» The records:
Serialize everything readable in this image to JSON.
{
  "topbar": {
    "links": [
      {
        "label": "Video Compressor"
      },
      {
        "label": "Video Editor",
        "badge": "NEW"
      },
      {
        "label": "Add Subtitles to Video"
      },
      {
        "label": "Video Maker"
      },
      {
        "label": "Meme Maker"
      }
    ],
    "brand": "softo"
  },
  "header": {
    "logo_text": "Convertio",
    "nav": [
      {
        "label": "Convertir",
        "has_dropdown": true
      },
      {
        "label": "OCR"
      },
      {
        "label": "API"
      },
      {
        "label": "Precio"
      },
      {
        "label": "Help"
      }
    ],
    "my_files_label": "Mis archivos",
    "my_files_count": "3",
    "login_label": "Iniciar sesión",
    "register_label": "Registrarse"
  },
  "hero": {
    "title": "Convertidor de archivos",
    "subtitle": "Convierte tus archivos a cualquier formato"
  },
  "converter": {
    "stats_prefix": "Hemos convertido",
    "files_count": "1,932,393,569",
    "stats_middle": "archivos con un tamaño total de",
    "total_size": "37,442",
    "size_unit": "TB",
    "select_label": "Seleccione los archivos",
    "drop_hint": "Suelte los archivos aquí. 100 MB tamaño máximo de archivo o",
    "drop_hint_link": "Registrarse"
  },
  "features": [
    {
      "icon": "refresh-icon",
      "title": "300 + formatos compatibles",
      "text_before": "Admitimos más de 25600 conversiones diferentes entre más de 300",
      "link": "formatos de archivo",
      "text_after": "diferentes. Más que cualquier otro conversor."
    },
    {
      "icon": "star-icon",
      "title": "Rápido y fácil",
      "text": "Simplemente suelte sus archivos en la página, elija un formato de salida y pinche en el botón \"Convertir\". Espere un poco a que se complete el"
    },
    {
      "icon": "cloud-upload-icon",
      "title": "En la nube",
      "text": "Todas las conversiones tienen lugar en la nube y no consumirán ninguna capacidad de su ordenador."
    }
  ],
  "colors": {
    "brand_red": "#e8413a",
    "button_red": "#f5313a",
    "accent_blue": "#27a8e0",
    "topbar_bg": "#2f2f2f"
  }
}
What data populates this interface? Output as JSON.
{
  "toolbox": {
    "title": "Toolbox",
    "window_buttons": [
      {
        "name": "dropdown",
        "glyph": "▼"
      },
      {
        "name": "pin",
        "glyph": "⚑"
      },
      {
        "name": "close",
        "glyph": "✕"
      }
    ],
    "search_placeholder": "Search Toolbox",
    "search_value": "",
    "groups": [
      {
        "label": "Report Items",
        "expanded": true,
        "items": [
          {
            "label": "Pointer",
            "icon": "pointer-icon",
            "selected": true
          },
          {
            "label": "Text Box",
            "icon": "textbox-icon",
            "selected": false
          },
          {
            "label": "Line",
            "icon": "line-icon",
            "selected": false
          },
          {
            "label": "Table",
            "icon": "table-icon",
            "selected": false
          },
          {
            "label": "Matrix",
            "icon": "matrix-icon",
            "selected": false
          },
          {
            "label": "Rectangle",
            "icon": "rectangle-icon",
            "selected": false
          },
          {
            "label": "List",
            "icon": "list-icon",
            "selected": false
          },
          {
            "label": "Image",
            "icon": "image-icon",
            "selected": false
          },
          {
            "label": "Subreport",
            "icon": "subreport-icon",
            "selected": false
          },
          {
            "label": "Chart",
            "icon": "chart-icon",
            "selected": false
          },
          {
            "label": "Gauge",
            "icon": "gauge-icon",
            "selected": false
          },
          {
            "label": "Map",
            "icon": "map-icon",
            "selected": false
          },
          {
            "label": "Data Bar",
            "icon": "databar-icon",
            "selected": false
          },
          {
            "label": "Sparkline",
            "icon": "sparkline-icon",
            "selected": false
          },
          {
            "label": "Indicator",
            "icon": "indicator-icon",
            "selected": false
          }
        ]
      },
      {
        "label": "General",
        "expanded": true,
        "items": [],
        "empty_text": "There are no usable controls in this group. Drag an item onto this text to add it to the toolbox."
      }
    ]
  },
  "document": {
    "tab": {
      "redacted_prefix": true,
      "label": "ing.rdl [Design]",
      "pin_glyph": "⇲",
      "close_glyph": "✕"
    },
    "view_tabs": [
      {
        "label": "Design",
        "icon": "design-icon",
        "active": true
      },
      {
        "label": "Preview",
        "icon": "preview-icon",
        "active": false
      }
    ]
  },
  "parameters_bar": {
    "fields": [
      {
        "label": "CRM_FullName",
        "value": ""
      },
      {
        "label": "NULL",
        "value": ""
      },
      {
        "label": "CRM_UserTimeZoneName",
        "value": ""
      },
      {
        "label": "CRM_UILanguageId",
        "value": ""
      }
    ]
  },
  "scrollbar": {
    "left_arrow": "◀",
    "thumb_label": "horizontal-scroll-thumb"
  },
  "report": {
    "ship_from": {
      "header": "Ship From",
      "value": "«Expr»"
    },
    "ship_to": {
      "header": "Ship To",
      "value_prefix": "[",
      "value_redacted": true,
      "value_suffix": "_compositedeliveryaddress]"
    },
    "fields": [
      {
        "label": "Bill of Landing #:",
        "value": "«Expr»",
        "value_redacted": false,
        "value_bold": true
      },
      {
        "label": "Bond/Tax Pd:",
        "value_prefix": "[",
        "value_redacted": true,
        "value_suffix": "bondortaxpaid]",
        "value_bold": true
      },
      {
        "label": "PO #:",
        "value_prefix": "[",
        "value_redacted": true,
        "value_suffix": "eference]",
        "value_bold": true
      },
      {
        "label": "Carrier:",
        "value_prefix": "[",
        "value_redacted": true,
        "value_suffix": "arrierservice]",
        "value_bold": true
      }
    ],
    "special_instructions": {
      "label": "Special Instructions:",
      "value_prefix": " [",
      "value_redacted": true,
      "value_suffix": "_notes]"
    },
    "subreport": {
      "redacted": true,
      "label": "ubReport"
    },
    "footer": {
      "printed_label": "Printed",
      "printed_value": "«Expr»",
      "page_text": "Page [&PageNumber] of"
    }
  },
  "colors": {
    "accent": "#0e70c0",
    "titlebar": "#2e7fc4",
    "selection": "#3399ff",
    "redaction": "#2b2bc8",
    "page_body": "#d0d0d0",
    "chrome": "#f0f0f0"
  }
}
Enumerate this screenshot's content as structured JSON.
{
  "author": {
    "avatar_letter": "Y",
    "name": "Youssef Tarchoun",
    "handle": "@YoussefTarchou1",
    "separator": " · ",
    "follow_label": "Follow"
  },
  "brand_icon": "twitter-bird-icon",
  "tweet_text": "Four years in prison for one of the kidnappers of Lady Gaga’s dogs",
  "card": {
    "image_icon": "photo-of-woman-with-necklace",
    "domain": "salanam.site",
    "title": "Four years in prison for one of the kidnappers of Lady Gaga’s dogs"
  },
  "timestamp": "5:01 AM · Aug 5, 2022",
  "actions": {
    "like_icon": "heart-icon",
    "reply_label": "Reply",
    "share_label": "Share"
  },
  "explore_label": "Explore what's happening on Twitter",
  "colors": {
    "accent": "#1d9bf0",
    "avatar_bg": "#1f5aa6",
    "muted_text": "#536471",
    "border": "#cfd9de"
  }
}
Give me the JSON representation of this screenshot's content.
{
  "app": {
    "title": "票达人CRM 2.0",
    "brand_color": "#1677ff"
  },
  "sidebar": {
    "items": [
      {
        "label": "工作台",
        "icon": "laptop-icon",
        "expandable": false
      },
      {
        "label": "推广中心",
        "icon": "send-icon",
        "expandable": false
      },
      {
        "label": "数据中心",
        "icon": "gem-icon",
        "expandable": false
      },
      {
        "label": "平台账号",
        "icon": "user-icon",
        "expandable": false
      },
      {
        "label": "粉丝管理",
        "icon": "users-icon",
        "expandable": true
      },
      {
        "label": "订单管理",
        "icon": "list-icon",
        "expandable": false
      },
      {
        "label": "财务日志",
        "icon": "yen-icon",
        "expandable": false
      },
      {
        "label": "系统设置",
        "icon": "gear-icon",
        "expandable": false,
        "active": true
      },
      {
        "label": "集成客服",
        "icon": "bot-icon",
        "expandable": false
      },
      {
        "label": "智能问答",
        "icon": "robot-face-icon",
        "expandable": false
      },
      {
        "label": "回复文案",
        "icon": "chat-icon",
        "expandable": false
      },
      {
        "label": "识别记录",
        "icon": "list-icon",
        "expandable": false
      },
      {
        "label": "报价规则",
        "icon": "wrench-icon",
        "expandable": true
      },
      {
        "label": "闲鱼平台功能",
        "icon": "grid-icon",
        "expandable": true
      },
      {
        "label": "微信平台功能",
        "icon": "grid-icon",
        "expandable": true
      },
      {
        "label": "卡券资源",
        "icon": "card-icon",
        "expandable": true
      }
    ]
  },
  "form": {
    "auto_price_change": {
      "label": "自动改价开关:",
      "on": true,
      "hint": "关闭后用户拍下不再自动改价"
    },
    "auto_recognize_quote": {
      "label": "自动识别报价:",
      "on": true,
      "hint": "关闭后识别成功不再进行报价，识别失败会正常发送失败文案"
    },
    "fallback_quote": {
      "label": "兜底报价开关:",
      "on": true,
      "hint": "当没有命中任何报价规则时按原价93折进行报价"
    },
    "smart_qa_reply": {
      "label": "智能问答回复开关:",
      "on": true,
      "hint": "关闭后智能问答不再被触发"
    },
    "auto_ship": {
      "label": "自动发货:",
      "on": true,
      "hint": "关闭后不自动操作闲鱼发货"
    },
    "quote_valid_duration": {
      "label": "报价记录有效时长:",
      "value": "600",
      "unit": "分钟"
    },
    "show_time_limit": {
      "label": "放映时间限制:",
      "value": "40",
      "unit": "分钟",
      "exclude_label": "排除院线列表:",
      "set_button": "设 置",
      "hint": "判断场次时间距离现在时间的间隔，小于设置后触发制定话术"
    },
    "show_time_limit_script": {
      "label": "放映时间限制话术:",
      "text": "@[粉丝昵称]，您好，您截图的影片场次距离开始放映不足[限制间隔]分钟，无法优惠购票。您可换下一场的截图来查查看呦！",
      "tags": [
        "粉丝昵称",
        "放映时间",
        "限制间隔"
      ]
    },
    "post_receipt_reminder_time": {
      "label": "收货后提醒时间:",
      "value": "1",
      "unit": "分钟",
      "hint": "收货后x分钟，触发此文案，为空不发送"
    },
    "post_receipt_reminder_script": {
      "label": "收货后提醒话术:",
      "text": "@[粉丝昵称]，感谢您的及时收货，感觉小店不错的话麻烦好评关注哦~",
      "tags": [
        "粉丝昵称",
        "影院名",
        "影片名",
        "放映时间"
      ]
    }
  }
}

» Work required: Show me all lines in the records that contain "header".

» Task response:
  "header": {
      "header": "Ship From",
      "header": "Ship To",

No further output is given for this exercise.